Not art, not music, just copyright
Unlike art or music, definitions of which can prompt hours of philosophical debate, copyright is a rather fixed concept that generally has a fixed definition. It refers to the sole (exclusive) right to reproducing and creating derivative works based on a tangible piece of creative work, and usually rests with the original creator of a work upon creation. It generally applies to creative works of all forms, like writings, music and film.
The international symbol for copyright, A copyright is an exclusive right to reproduce a piece of work or an original idea. [Self-made image]
At present, copyright is almost a universal right. In most places in the world, copyright is granted to the original creators of a work without the creators’ having to put any notice or file any application.
That is to say, it would be unlawful for anyone to copy or produce a work that builds substantially on our website without our permission, as we hold its copyright. We hold it, even without filing any application to our Intellectual Property office. For our permission to reproduce our site, feel free to drop us an e-mail. Just remember our US$10 000 Amazon gift certificate.
(You’ll learn later that, of course, we don’t hold its copyright forever and that it is possible to reproduce reasonable quantities under certain restrictions under the fair use or fair dealing doctrine.)Back to top
Copyright can be transferred
Imagine how difficult commerce can be if copyright were stuck with one person all the time. As one would expect, it is possible to transfer copyright from entity to entity, and this is often done for something commercially valuable through a legal document and in exchange for money. As we said earlier, information, in this knowledge-based economy is cold, hard cash. The philanthropic can also donate (the actual term is release) their copyright to the public domain and allow anyone to reproduce or build on their work without permission.
Copyright does not last forever, except in a few special cases. It usually expires after twenty-five to one hundred years following the author’s death or the first publishing of the work.
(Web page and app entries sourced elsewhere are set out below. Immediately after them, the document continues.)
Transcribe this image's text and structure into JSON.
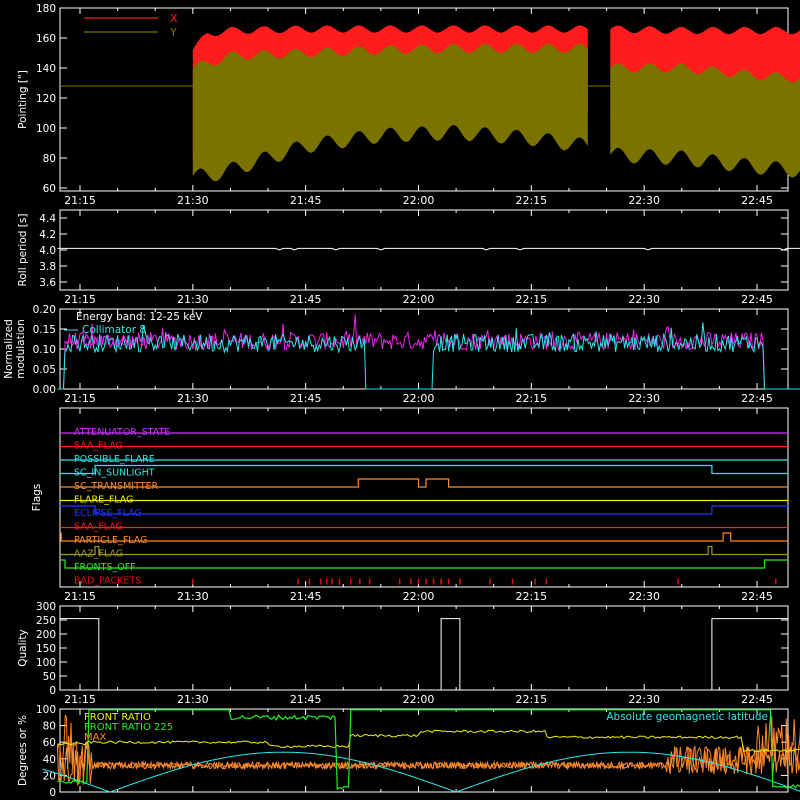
{
  "colors": {
    "bg": "#000000",
    "axes": "#ffffff",
    "red": "#ff1c1c",
    "olive": "#7a7300",
    "cyan": "#2ee6e6",
    "magenta": "#ee22ee",
    "orange": "#ff8a2a",
    "yellow": "#f0f000",
    "green": "#22ee22",
    "blue": "#2233ff",
    "purple": "#cc33ff",
    "dkred": "#dd1111",
    "aaz": "#999922"
  },
  "time_axis": {
    "ticks": [
      "21:15",
      "21:30",
      "21:45",
      "22:00",
      "22:15",
      "22:30",
      "22:45"
    ],
    "range_min": [
      0,
      100
    ]
  },
  "chart_data": [
    {
      "id": "pointing",
      "type": "area",
      "ylabel": "Pointing [\"]",
      "ylim": [
        58,
        180
      ],
      "yticks": [
        "60",
        "80",
        "100",
        "120",
        "140",
        "160",
        "180"
      ],
      "reference_line": 128,
      "legend": [
        "X",
        "Y"
      ],
      "series": [
        {
          "name": "X",
          "color_key": "red",
          "segments": [
            {
              "t": [
                15,
                17,
                20,
                30,
                40,
                50,
                60,
                67.5
              ],
              "upper": [
                152,
                163,
                165,
                166,
                166,
                166,
                166,
                166
              ],
              "lower": [
                80,
                82,
                88,
                100,
                105,
                108,
                108,
                108
              ]
            },
            {
              "t": [
                70.5,
                80,
                90,
                99
              ],
              "upper": [
                166,
                165,
                165,
                165
              ],
              "lower": [
                108,
                108,
                108,
                108
              ]
            }
          ]
        },
        {
          "name": "Y",
          "color_key": "olive",
          "segments": [
            {
              "t": [
                15,
                17,
                20,
                30,
                40,
                50,
                60,
                67.5
              ],
              "upper": [
                140,
                143,
                148,
                150,
                152,
                153,
                153,
                153
              ],
              "lower": [
                68,
                68,
                72,
                88,
                95,
                97,
                93,
                88
              ]
            },
            {
              "t": [
                70.5,
                80,
                90,
                99
              ],
              "upper": [
                140,
                140,
                135,
                132
              ],
              "lower": [
                82,
                80,
                74,
                70
              ]
            }
          ]
        }
      ]
    },
    {
      "id": "roll",
      "type": "line",
      "ylabel": "Roll period [s]",
      "ylim": [
        3.5,
        4.5
      ],
      "yticks": [
        "3.6",
        "3.8",
        "4.0",
        "4.2",
        "4.4"
      ],
      "series": [
        {
          "name": "",
          "color_key": "axes",
          "level": 4.02
        }
      ]
    },
    {
      "id": "modulation",
      "type": "line",
      "ylabel": "Normalized modulation",
      "ylim": [
        0,
        0.2
      ],
      "yticks": [
        "0.00",
        "0.05",
        "0.10",
        "0.15",
        "0.20"
      ],
      "annotation": "Energy band: 12-25 keV",
      "series": [
        {
          "name": "Collimator 8",
          "color_key": "cyan",
          "on": [
            [
              13,
              53
            ],
            [
              62,
              106
            ]
          ],
          "mean": 0.115
        },
        {
          "name": "Collimator 9",
          "color_key": "magenta",
          "on": [
            [
              13,
              106
            ]
          ],
          "mean": 0.12
        }
      ]
    },
    {
      "id": "flags",
      "type": "line",
      "ylabel": "Flags",
      "series": [
        {
          "name": "ATTENUATOR_STATE",
          "color_key": "purple",
          "steps": []
        },
        {
          "name": "SAA_FLAG",
          "color_key": "red",
          "steps": []
        },
        {
          "name": "POSSIBLE_FLARE",
          "color_key": "cyan",
          "steps": []
        },
        {
          "name": "SC_IN_SUNLIGHT",
          "color_key": "cyan",
          "steps": [
            [
              0,
              0
            ],
            [
              17,
              1
            ],
            [
              99,
              0
            ]
          ]
        },
        {
          "name": "SC_TRANSMITTER",
          "color_key": "orange",
          "steps": [
            [
              0,
              0
            ],
            [
              52,
              1
            ],
            [
              60,
              0
            ],
            [
              61,
              1
            ],
            [
              64,
              0
            ]
          ]
        },
        {
          "name": "FLARE_FLAG",
          "color_key": "yellow",
          "steps": []
        },
        {
          "name": "ECLIPSE_FLAG",
          "color_key": "blue",
          "steps": [
            [
              0,
              1
            ],
            [
              17,
              0
            ],
            [
              99,
              1
            ]
          ]
        },
        {
          "name": "SAA_FLAG",
          "color_key": "red",
          "steps": []
        },
        {
          "name": "PARTICLE_FLAG",
          "color_key": "orange",
          "steps": [
            [
              0,
              1
            ],
            [
              12.5,
              0
            ],
            [
              100.5,
              1
            ],
            [
              101.5,
              0
            ]
          ]
        },
        {
          "name": "AAZ_FLAG",
          "color_key": "aaz",
          "steps": [
            [
              0,
              0
            ],
            [
              17,
              1
            ],
            [
              17.5,
              0
            ],
            [
              98.5,
              1
            ],
            [
              99,
              0
            ]
          ]
        },
        {
          "name": "FRONTS_OFF",
          "color_key": "green",
          "steps": [
            [
              0,
              1
            ],
            [
              13,
              0
            ],
            [
              106,
              1
            ]
          ]
        },
        {
          "name": "BAD_PACKETS",
          "color_key": "dkred",
          "ticks": [
            30,
            44,
            45.5,
            47,
            47.8,
            48.5,
            49.5,
            51,
            52.2,
            53.5,
            57.5,
            59,
            60,
            61,
            62,
            63,
            64,
            65.5,
            69.5,
            72.5,
            75.5,
            77,
            94.5,
            107.5,
            127
          ]
        }
      ]
    },
    {
      "id": "quality",
      "type": "line",
      "ylabel": "Quality",
      "ylim": [
        0,
        300
      ],
      "yticks": [
        "0",
        "50",
        "100",
        "150",
        "200",
        "250",
        "300"
      ],
      "series": [
        {
          "name": "",
          "color_key": "axes",
          "steps": [
            [
              0,
              255
            ],
            [
              17.5,
              0
            ],
            [
              63,
              255
            ],
            [
              65.5,
              0
            ],
            [
              99,
              255
            ]
          ]
        }
      ]
    },
    {
      "id": "rates",
      "type": "line",
      "ylabel": "Degrees or %",
      "ylim": [
        0,
        100
      ],
      "yticks": [
        "0",
        "20",
        "40",
        "60",
        "80",
        "100"
      ],
      "legend_right": "Absolute geomagnetic latitude",
      "series": [
        {
          "name": "FRONT RATIO 225",
          "color_key": "green",
          "segments": [
            [
              0,
              16,
              10
            ],
            [
              16,
              49,
              99
            ],
            [
              49,
              51,
              3
            ],
            [
              51,
              107,
              99
            ],
            [
              107,
              140,
              5
            ]
          ],
          "note": ""
        },
        {
          "name": "",
          "color_key": "green",
          "label_only": true
        },
        {
          "name": "",
          "color_key": "orange",
          "label_only": true
        },
        {
          "name": "Absolute geomagnetic latitude",
          "color_key": "cyan",
          "fn": "geomag"
        },
        {
          "name": "",
          "color_key": "yellow",
          "levels": [
            [
              0,
              58
            ],
            [
              16,
              60
            ],
            [
              40,
              55
            ],
            [
              51,
              68
            ],
            [
              60,
              73
            ],
            [
              77,
              66
            ],
            [
              103,
              50
            ]
          ]
        },
        {
          "name": "",
          "color_key": "orange",
          "levels": [
            [
              0,
              35
            ],
            [
              16,
              35
            ],
            [
              50,
              33
            ],
            [
              77,
              32
            ],
            [
              103,
              38
            ]
          ]
        }
      ]
    }
  ],
  "front_labels": [
    "FRONT RATIO",
    "FRONT RATIO 225",
    "MAX"
  ]
}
So here we have a difference between cash and copyright: cash can be inherited, but copyright usually can’t be. It just expires after a certain period of the creator’s death.